China Faces Hard Choice Between Deleveraging and Economic Growth


A leading expert on China’s financial system says that the country’s banks are still under heavy stress, and that Beijing will soon need to make a hard choice between effective deleveraging of the economy and propping up GDP growth.

Christopher Balding, an associate professor of  business and economics at the HSBC Business School of Peking University Graduate School, points out that Chinese banks remain in a beleaguered condition according to official data.

In an opinion piece written for Bloomberg Balding highlights a rise in the official loan-to-deposit ratio  from 65.8% in June 2015 to 71.2% at the end of March, as well as lagging growth in new deposits relative to loans after a peak was tapped in 2015.

While new loans were equal to 100.1% of new deposits in 2017, across the first five months of 2018 they’ve risen to 104%.

In order to bolster the health of banks PBOC has increased its provision of funds to them by more than 300% since 2015,  rising to $1.5 trillion in total.

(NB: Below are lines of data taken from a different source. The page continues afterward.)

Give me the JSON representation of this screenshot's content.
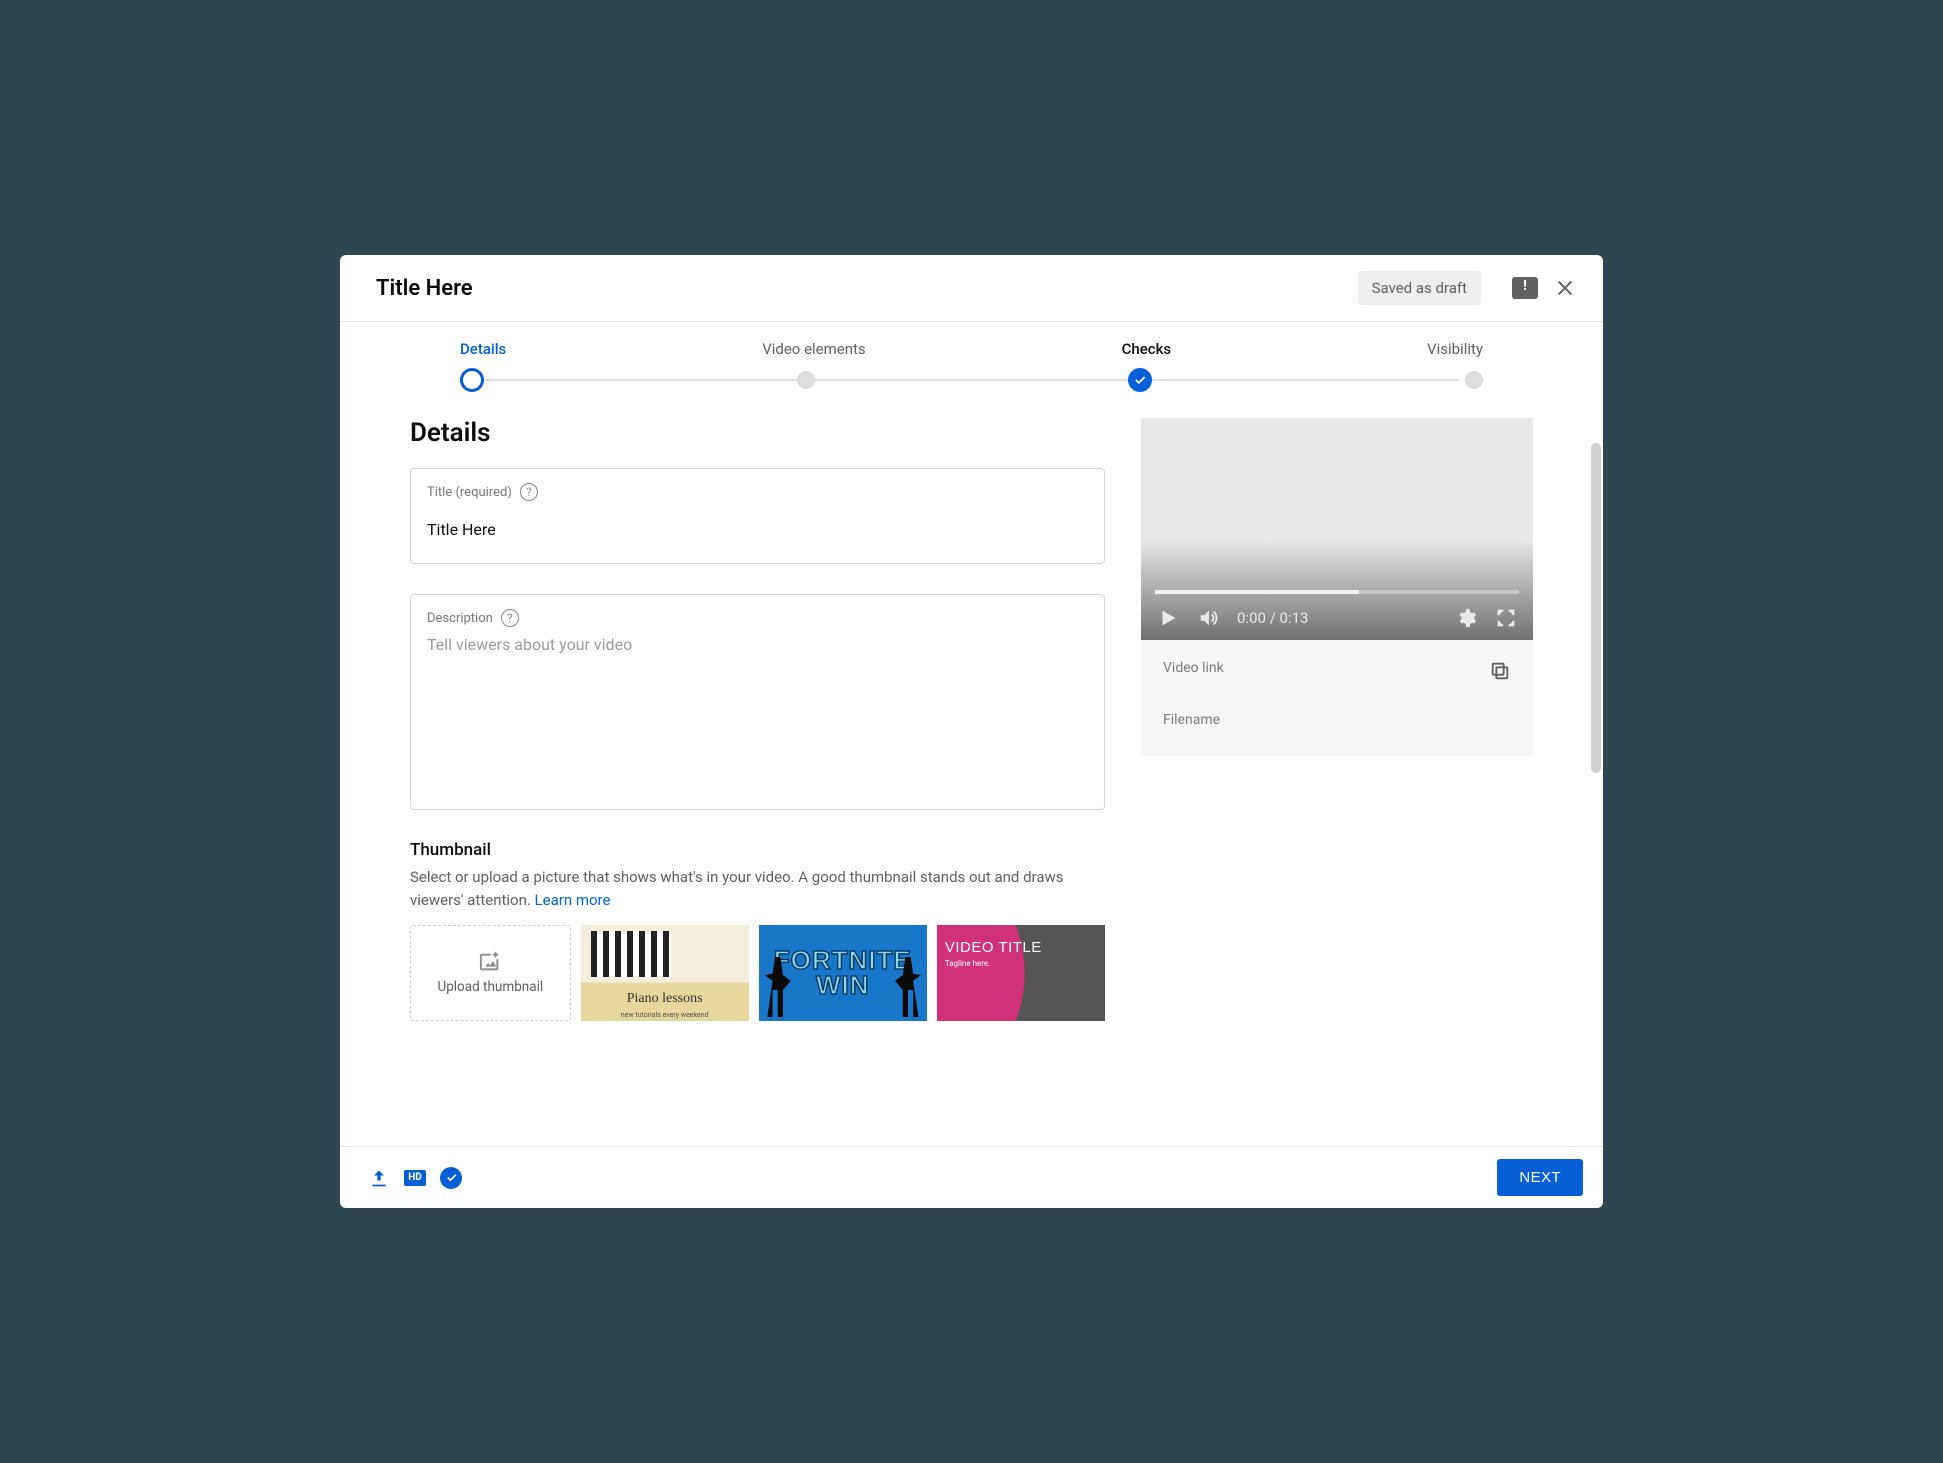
{
  "header": {
    "title": "Title Here",
    "saved_label": "Saved as draft"
  },
  "stepper": {
    "steps": [
      {
        "label": "Details",
        "state": "active"
      },
      {
        "label": "Video elements",
        "state": "pending"
      },
      {
        "label": "Checks",
        "state": "done"
      },
      {
        "label": "Visibility",
        "state": "pending"
      }
    ]
  },
  "details": {
    "heading": "Details",
    "title_field": {
      "label": "Title (required)",
      "value": "Title Here"
    },
    "description_field": {
      "label": "Description",
      "placeholder": "Tell viewers about your video",
      "value": ""
    },
    "thumbnail": {
      "heading": "Thumbnail",
      "desc": "Select or upload a picture that shows what's in your video. A good thumbnail stands out and draws viewers' attention. ",
      "learn_more": "Learn more",
      "upload_label": "Upload thumbnail",
      "suggestions": [
        {
          "caption_top": "Piano lessons",
          "caption_sub": "new tutorials every weekend"
        },
        {
          "big_text": "FORTNITE WIN"
        },
        {
          "title_text": "VIDEO TITLE",
          "tagline": "Tagline here."
        }
      ]
    }
  },
  "preview": {
    "time": "0:00 / 0:13",
    "video_link_label": "Video link",
    "filename_label": "Filename"
  },
  "footer": {
    "hd_label": "HD",
    "next_label": "NEXT"
  }
}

PBOC has also driven a shift towards credit of longer maturity, implemented a cut in the reserve ratio in April to help Chinese banks pay back medium-term lending facilities (MLF), and expanded the range of collateral accepted for MLF to include lower-grade debt.

These moves are contrary to the much-vaunted deleveraging campaign pursued by Beijing over the past two years, which seeks to reduce the mountain of debt accumulated since the Great Financial Crisis.

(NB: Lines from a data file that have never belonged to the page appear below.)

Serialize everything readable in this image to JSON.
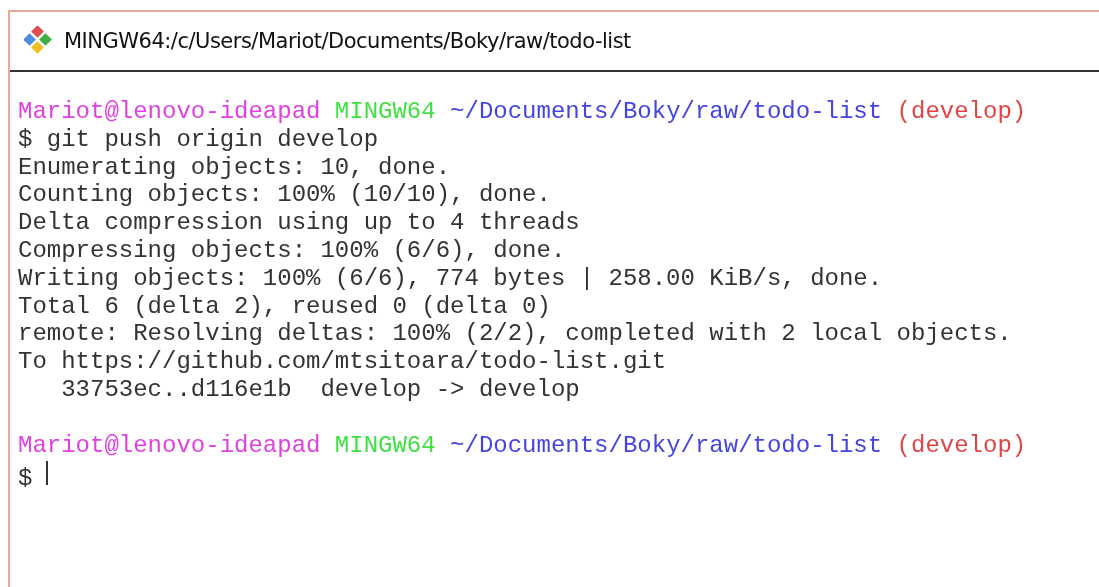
{
  "window": {
    "title": "MINGW64:/c/Users/Mariot/Documents/Boky/raw/todo-list"
  },
  "terminal": {
    "lines": [
      {
        "kind": "prompt",
        "user": "Mariot@lenovo-ideapad",
        "system": "MINGW64",
        "path": "~/Documents/Boky/raw/todo-list",
        "branch": "(develop)"
      },
      {
        "kind": "command",
        "text": "$ git push origin develop"
      },
      {
        "kind": "output",
        "text": "Enumerating objects: 10, done."
      },
      {
        "kind": "output",
        "text": "Counting objects: 100% (10/10), done."
      },
      {
        "kind": "output",
        "text": "Delta compression using up to 4 threads"
      },
      {
        "kind": "output",
        "text": "Compressing objects: 100% (6/6), done."
      },
      {
        "kind": "output",
        "text": "Writing objects: 100% (6/6), 774 bytes | 258.00 KiB/s, done."
      },
      {
        "kind": "output",
        "text": "Total 6 (delta 2), reused 0 (delta 0)"
      },
      {
        "kind": "output",
        "text": "remote: Resolving deltas: 100% (2/2), completed with 2 local objects."
      },
      {
        "kind": "output",
        "text": "To https://github.com/mtsitoara/todo-list.git"
      },
      {
        "kind": "output",
        "text": "   33753ec..d116e1b  develop -> develop"
      },
      {
        "kind": "blank"
      },
      {
        "kind": "prompt",
        "user": "Mariot@lenovo-ideapad",
        "system": "MINGW64",
        "path": "~/Documents/Boky/raw/todo-list",
        "branch": "(develop)"
      },
      {
        "kind": "input",
        "text": "$"
      }
    ]
  }
}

According to Balding China is pursuing conflicting goals by simultaneously pushing for deleveraging while striving to maintain economic growth, and that instead of reducing leverage regulators are actually shunting it into other channels. such as interbank certificates of deposits.

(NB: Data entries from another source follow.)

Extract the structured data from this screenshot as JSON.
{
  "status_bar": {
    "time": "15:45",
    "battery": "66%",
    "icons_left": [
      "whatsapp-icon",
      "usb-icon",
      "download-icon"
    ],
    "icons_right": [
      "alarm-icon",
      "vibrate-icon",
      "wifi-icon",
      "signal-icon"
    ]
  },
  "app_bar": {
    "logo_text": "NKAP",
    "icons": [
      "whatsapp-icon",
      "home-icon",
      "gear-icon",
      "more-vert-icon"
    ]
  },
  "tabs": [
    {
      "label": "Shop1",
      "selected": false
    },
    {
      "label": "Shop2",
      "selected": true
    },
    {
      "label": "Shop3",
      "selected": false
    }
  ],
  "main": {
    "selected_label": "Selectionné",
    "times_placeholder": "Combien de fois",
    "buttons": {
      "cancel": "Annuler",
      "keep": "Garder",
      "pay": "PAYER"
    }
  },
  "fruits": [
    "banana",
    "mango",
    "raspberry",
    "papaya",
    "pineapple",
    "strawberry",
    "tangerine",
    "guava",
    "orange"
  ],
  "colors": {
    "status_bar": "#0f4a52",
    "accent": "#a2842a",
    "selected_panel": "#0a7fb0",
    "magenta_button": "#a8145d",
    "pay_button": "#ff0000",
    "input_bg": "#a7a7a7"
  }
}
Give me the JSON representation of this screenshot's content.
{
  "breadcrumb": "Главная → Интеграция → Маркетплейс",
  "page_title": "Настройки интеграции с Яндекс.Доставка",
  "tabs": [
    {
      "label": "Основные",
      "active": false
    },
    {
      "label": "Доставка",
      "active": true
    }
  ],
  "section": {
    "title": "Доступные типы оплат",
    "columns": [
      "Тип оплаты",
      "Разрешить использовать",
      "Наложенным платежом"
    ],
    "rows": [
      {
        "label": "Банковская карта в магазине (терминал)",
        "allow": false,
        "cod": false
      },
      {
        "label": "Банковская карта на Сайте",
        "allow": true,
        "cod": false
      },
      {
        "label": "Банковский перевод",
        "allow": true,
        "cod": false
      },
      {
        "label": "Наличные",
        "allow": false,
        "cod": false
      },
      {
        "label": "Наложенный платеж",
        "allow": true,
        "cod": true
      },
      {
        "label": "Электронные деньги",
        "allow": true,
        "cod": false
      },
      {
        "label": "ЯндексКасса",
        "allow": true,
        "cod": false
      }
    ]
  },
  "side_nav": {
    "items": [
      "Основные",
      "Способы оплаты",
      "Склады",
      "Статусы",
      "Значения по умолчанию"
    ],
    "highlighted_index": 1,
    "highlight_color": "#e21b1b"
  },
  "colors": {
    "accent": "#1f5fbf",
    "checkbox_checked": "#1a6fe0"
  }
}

While a big part of the deleveraging campaign involves bringing shadow banking activities back onto balance sheets, this has heightened the need amongst Chinese banks for credit due to capacity constraints.

PBOC is using injections of funds and maturity extensions to deal with the issue, but Balding say these measures are “only delaying things,” as well as “eroding banks’ ability to respond to potential shocks,” particularly given the huge amount of new capital still needed by banks.

“If it is ever going to break this cycle, China must use the time it buys by lengthening repayments to institute some actual credit restraint,” writes Balding.

“Ultimately, China must confront a stark question…it can’t deleverage and boost the economy at the same time.”